#### Work instruction
Return the records exactly as they appear below, omitting the pictures.

** Opening Dataset records block **

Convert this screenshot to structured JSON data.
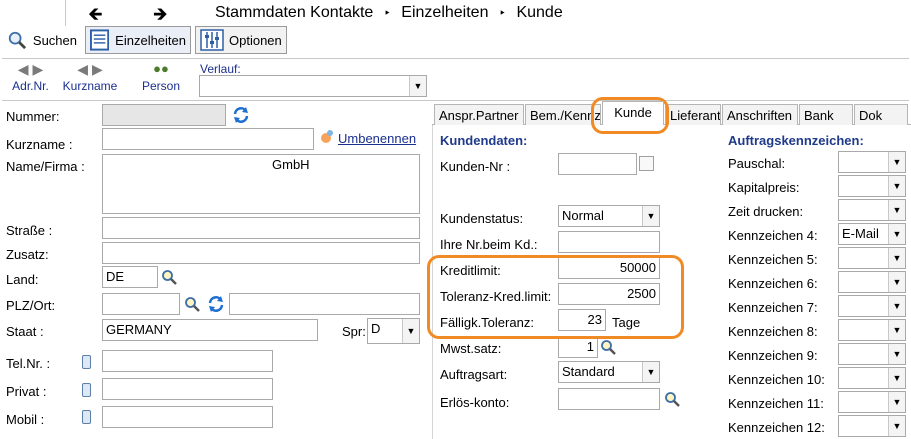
{
  "breadcrumb": {
    "back_icon": "arrow-left-icon",
    "forward_icon": "arrow-right-icon",
    "items": [
      "Stammdaten Kontakte",
      "Einzelheiten",
      "Kunde"
    ],
    "separator": "‣"
  },
  "toolbar": {
    "search_label": "Suchen",
    "details_label": "Einzelheiten",
    "options_label": "Optionen"
  },
  "nav": {
    "adrnr_label": "Adr.Nr.",
    "kurzname_label": "Kurzname",
    "person_label": "Person",
    "verlauf_label": "Verlauf:",
    "verlauf_value": ""
  },
  "left_form": {
    "nummer_label": "Nummer:",
    "nummer_value": "",
    "kurzname_label": "Kurzname :",
    "kurzname_value": "",
    "umbenennen_label": "Umbenennen",
    "name_label": "Name/Firma :",
    "name_value": "GmbH",
    "strasse_label": "Straße :",
    "strasse_value": "",
    "zusatz_label": "Zusatz:",
    "zusatz_value": "",
    "land_label": "Land:",
    "land_value": "DE",
    "plz_label": "PLZ/Ort:",
    "plz_value": "",
    "ort_value": "",
    "staat_label": "Staat :",
    "staat_value": "GERMANY",
    "spr_label": "Spr:",
    "spr_value": "D",
    "tel_label": "Tel.Nr. :",
    "tel_value": "",
    "privat_label": "Privat :",
    "privat_value": "",
    "mobil_label": "Mobil :",
    "mobil_value": ""
  },
  "tabs": [
    "Anspr.Partner",
    "Bem./Kennz.",
    "Kunde",
    "Lieferant",
    "Anschriften",
    "Bank",
    "Dok"
  ],
  "active_tab": "Kunde",
  "kundendaten": {
    "title": "Kundendaten:",
    "kunden_nr_label": "Kunden-Nr :",
    "kunden_nr_value": "",
    "kundenstatus_label": "Kundenstatus:",
    "kundenstatus_value": "Normal",
    "ihre_nr_label": "Ihre Nr.beim Kd.:",
    "ihre_nr_value": "",
    "kreditlimit_label": "Kreditlimit:",
    "kreditlimit_value": "50000",
    "toleranz_label": "Toleranz-Kred.limit:",
    "toleranz_value": "2500",
    "faellig_label": "Fälligk.Toleranz:",
    "faellig_value": "23",
    "faellig_unit": "Tage",
    "mwst_label": "Mwst.satz:",
    "mwst_value": "1",
    "auftragsart_label": "Auftragsart:",
    "auftragsart_value": "Standard",
    "erloes_label": "Erlös-konto:",
    "erloes_value": ""
  },
  "auftrag": {
    "title": "Auftragskennzeichen:",
    "rows": [
      {
        "label": "Pauschal:",
        "value": ""
      },
      {
        "label": "Kapitalpreis:",
        "value": ""
      },
      {
        "label": "Zeit drucken:",
        "value": ""
      },
      {
        "label": "Kennzeichen 4:",
        "value": "E-Mail"
      },
      {
        "label": "Kennzeichen 5:",
        "value": ""
      },
      {
        "label": "Kennzeichen 6:",
        "value": ""
      },
      {
        "label": "Kennzeichen 7:",
        "value": ""
      },
      {
        "label": "Kennzeichen 8:",
        "value": ""
      },
      {
        "label": "Kennzeichen 9:",
        "value": ""
      },
      {
        "label": "Kennzeichen 10:",
        "value": ""
      },
      {
        "label": "Kennzeichen 11:",
        "value": ""
      },
      {
        "label": "Kennzeichen 12:",
        "value": ""
      }
    ]
  },
  "colors": {
    "highlight": "#f08a24",
    "section_title": "#1f3a8a",
    "link": "#1a2f8f",
    "refresh": "#1f6fd1"
  }
}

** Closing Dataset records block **

#### Written solution
Convert this screenshot to structured JSON data.
{
  "breadcrumb": {
    "back_icon": "arrow-left-icon",
    "forward_icon": "arrow-right-icon",
    "items": [
      "Stammdaten Kontakte",
      "Einzelheiten",
      "Kunde"
    ],
    "separator": "‣"
  },
  "toolbar": {
    "search_label": "Suchen",
    "details_label": "Einzelheiten",
    "options_label": "Optionen"
  },
  "nav": {
    "adrnr_label": "Adr.Nr.",
    "kurzname_label": "Kurzname",
    "person_label": "Person",
    "verlauf_label": "Verlauf:",
    "verlauf_value": ""
  },
  "left_form": {
    "nummer_label": "Nummer:",
    "nummer_value": "",
    "kurzname_label": "Kurzname :",
    "kurzname_value": "",
    "umbenennen_label": "Umbenennen",
    "name_label": "Name/Firma :",
    "name_value": "GmbH",
    "strasse_label": "Straße :",
    "strasse_value": "",
    "zusatz_label": "Zusatz:",
    "zusatz_value": "",
    "land_label": "Land:",
    "land_value": "DE",
    "plz_label": "PLZ/Ort:",
    "plz_value": "",
    "ort_value": "",
    "staat_label": "Staat :",
    "staat_value": "GERMANY",
    "spr_label": "Spr:",
    "spr_value": "D",
    "tel_label": "Tel.Nr. :",
    "tel_value": "",
    "privat_label": "Privat :",
    "privat_value": "",
    "mobil_label": "Mobil :",
    "mobil_value": ""
  },
  "tabs": [
    "Anspr.Partner",
    "Bem./Kennz.",
    "Kunde",
    "Lieferant",
    "Anschriften",
    "Bank",
    "Dok"
  ],
  "active_tab": "Kunde",
  "kundendaten": {
    "title": "Kundendaten:",
    "kunden_nr_label": "Kunden-Nr :",
    "kunden_nr_value": "",
    "kundenstatus_label": "Kundenstatus:",
    "kundenstatus_value": "Normal",
    "ihre_nr_label": "Ihre Nr.beim Kd.:",
    "ihre_nr_value": "",
    "kreditlimit_label": "Kreditlimit:",
    "kreditlimit_value": "50000",
    "toleranz_label": "Toleranz-Kred.limit:",
    "toleranz_value": "2500",
    "faellig_label": "Fälligk.Toleranz:",
    "faellig_value": "23",
    "faellig_unit": "Tage",
    "mwst_label": "Mwst.satz:",
    "mwst_value": "1",
    "auftragsart_label": "Auftragsart:",
    "auftragsart_value": "Standard",
    "erloes_label": "Erlös-konto:",
    "erloes_value": ""
  },
  "auftrag": {
    "title": "Auftragskennzeichen:",
    "rows": [
      {
        "label": "Pauschal:",
        "value": ""
      },
      {
        "label": "Kapitalpreis:",
        "value": ""
      },
      {
        "label": "Zeit drucken:",
        "value": ""
      },
      {
        "label": "Kennzeichen 4:",
        "value": "E-Mail"
      },
      {
        "label": "Kennzeichen 5:",
        "value": ""
      },
      {
        "label": "Kennzeichen 6:",
        "value": ""
      },
      {
        "label": "Kennzeichen 7:",
        "value": ""
      },
      {
        "label": "Kennzeichen 8:",
        "value": ""
      },
      {
        "label": "Kennzeichen 9:",
        "value": ""
      },
      {
        "label": "Kennzeichen 10:",
        "value": ""
      },
      {
        "label": "Kennzeichen 11:",
        "value": ""
      },
      {
        "label": "Kennzeichen 12:",
        "value": ""
      }
    ]
  },
  "colors": {
    "highlight": "#f08a24",
    "section_title": "#1f3a8a",
    "link": "#1a2f8f",
    "refresh": "#1f6fd1"
  }
}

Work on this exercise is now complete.